> [Work order]
Work through the records below, line by line, and say how many lines include "icon", with nothing else.

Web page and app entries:
——

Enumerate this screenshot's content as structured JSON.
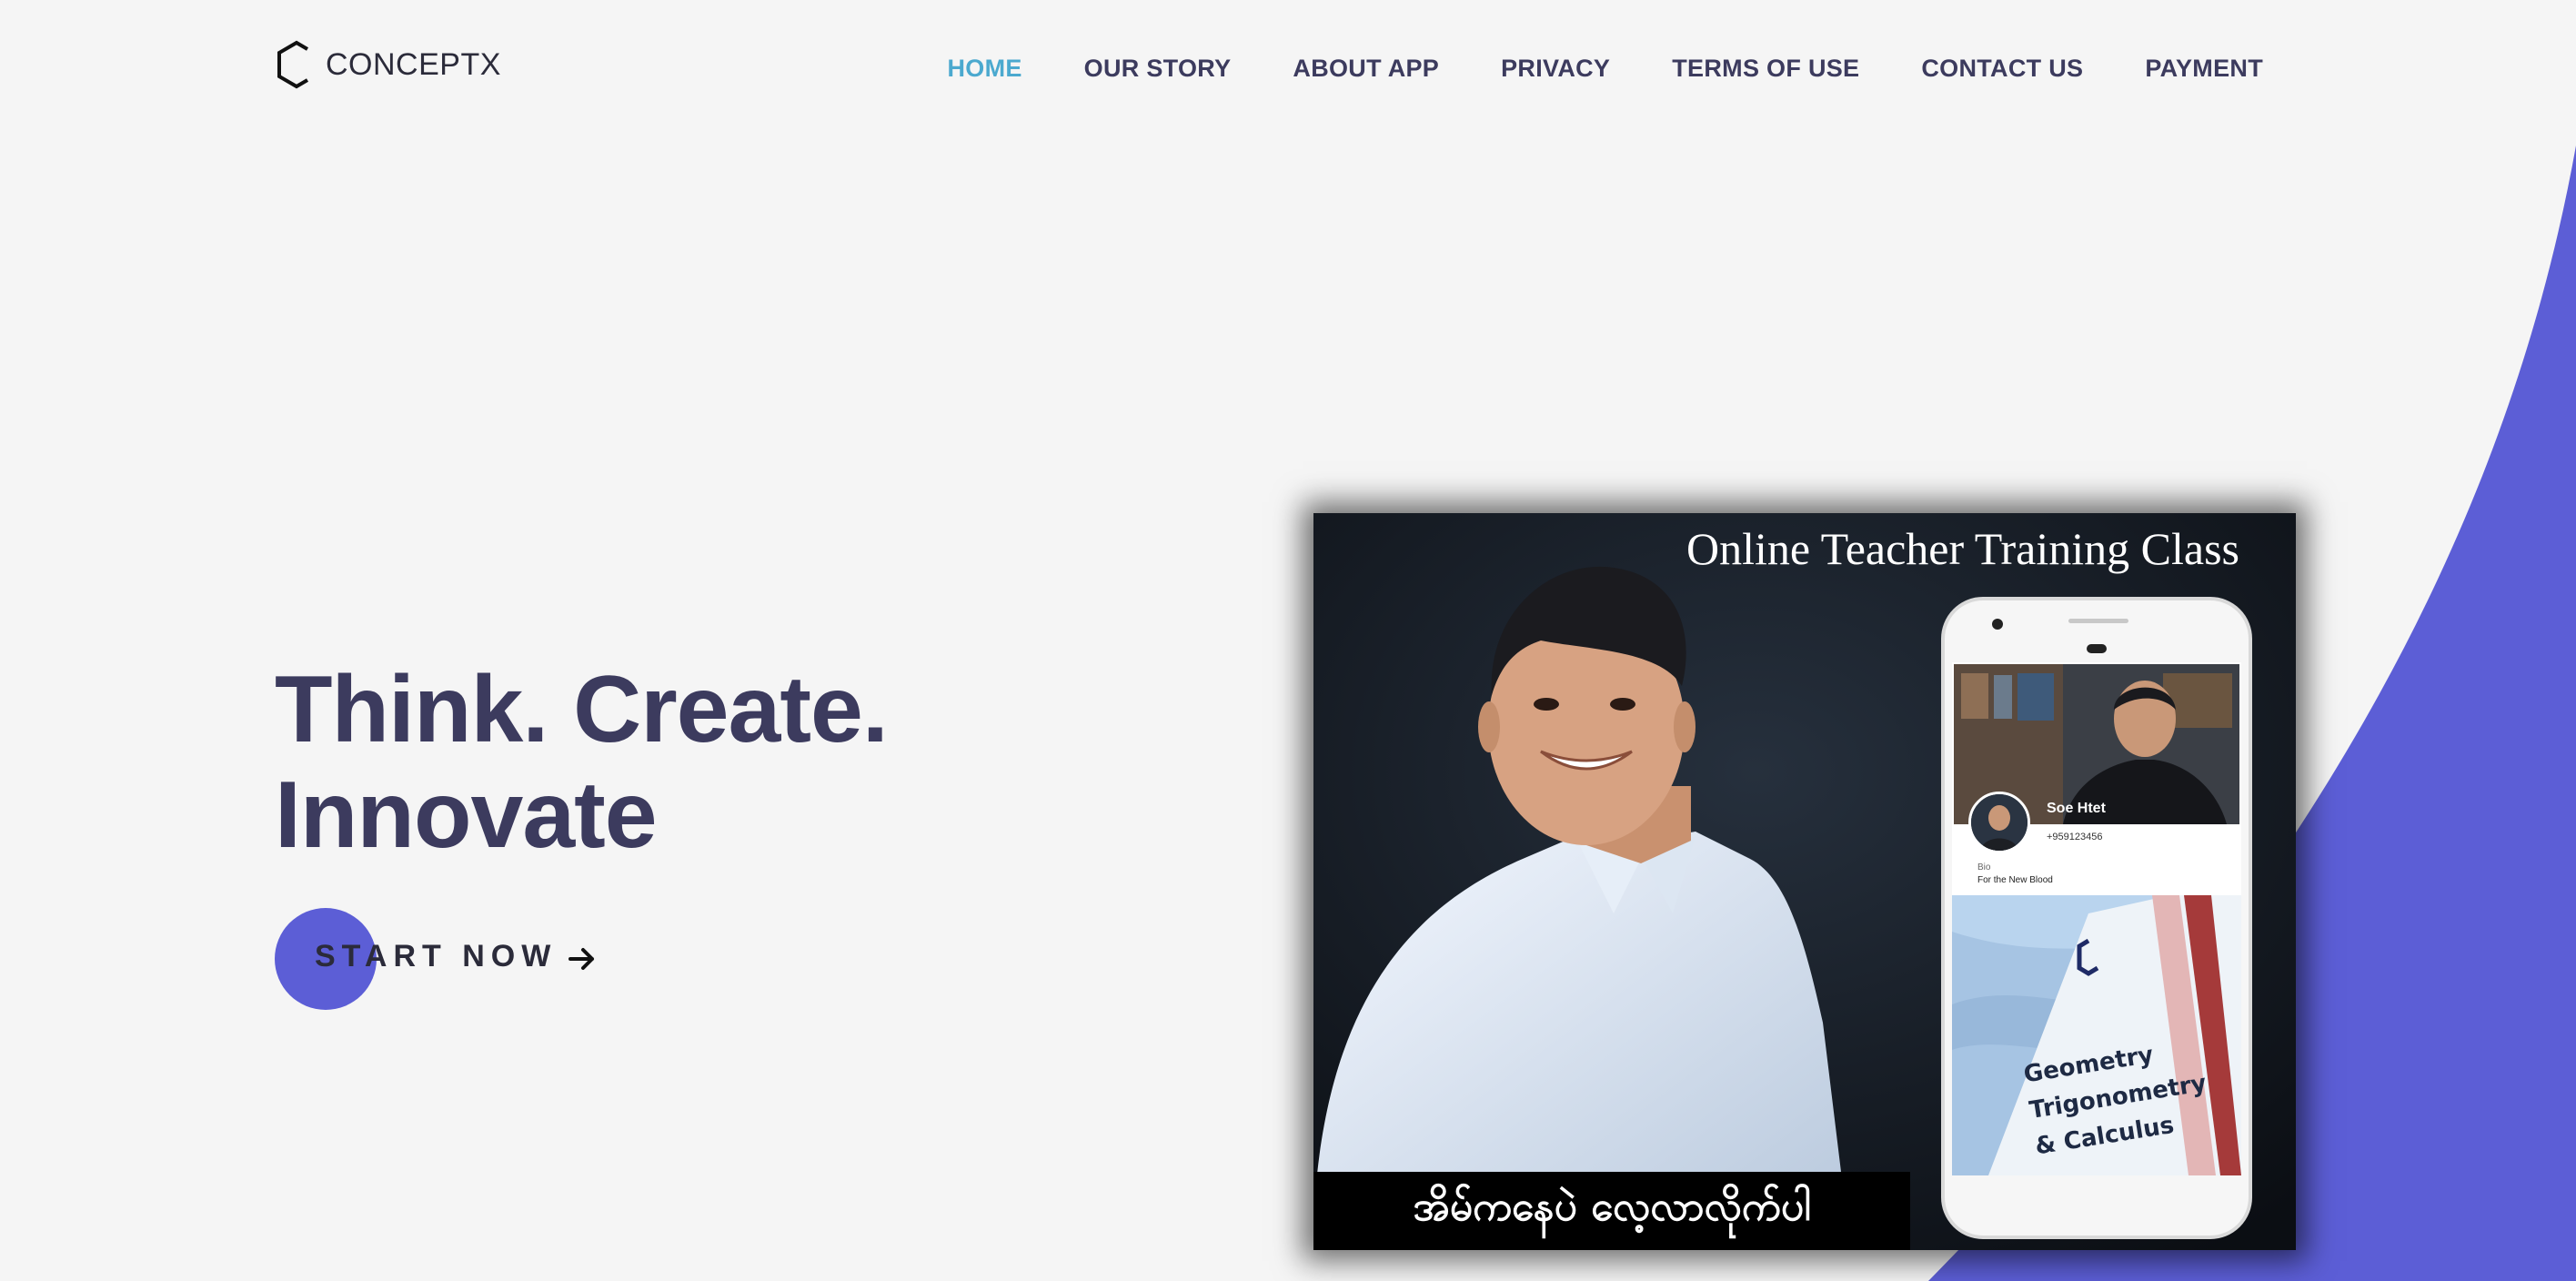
{
  "colors": {
    "accent": "#5c5ed6",
    "nav_active": "#4ba9cf",
    "heading": "#3c3b5e",
    "background": "#f5f5f5"
  },
  "brand": {
    "name": "CONCEPTX",
    "icon": "hexagon-logo-icon"
  },
  "nav": {
    "items": [
      {
        "label": "HOME",
        "active": true
      },
      {
        "label": "OUR STORY",
        "active": false
      },
      {
        "label": "ABOUT APP",
        "active": false
      },
      {
        "label": "PRIVACY",
        "active": false
      },
      {
        "label": "TERMS OF USE",
        "active": false
      },
      {
        "label": "CONTACT US",
        "active": false
      },
      {
        "label": "PAYMENT",
        "active": false
      }
    ]
  },
  "hero": {
    "title_line1": "Think. Create.",
    "title_line2": "Innovate",
    "cta_label": "START NOW",
    "cta_icon": "arrow-right-icon"
  },
  "promo": {
    "title": "Online Teacher Training Class",
    "caption": "အိမ်ကနေပဲ လေ့လာလိုက်ပါ",
    "phone": {
      "profile_name": "Soe Htet",
      "profile_phone": "+959123456",
      "bio_label": "Bio",
      "bio_text": "For the New Blood",
      "book_line1": "Geometry",
      "book_line2": "Trigonometry",
      "book_line3": "& Calculus"
    }
  }
}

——

> [Written response]
2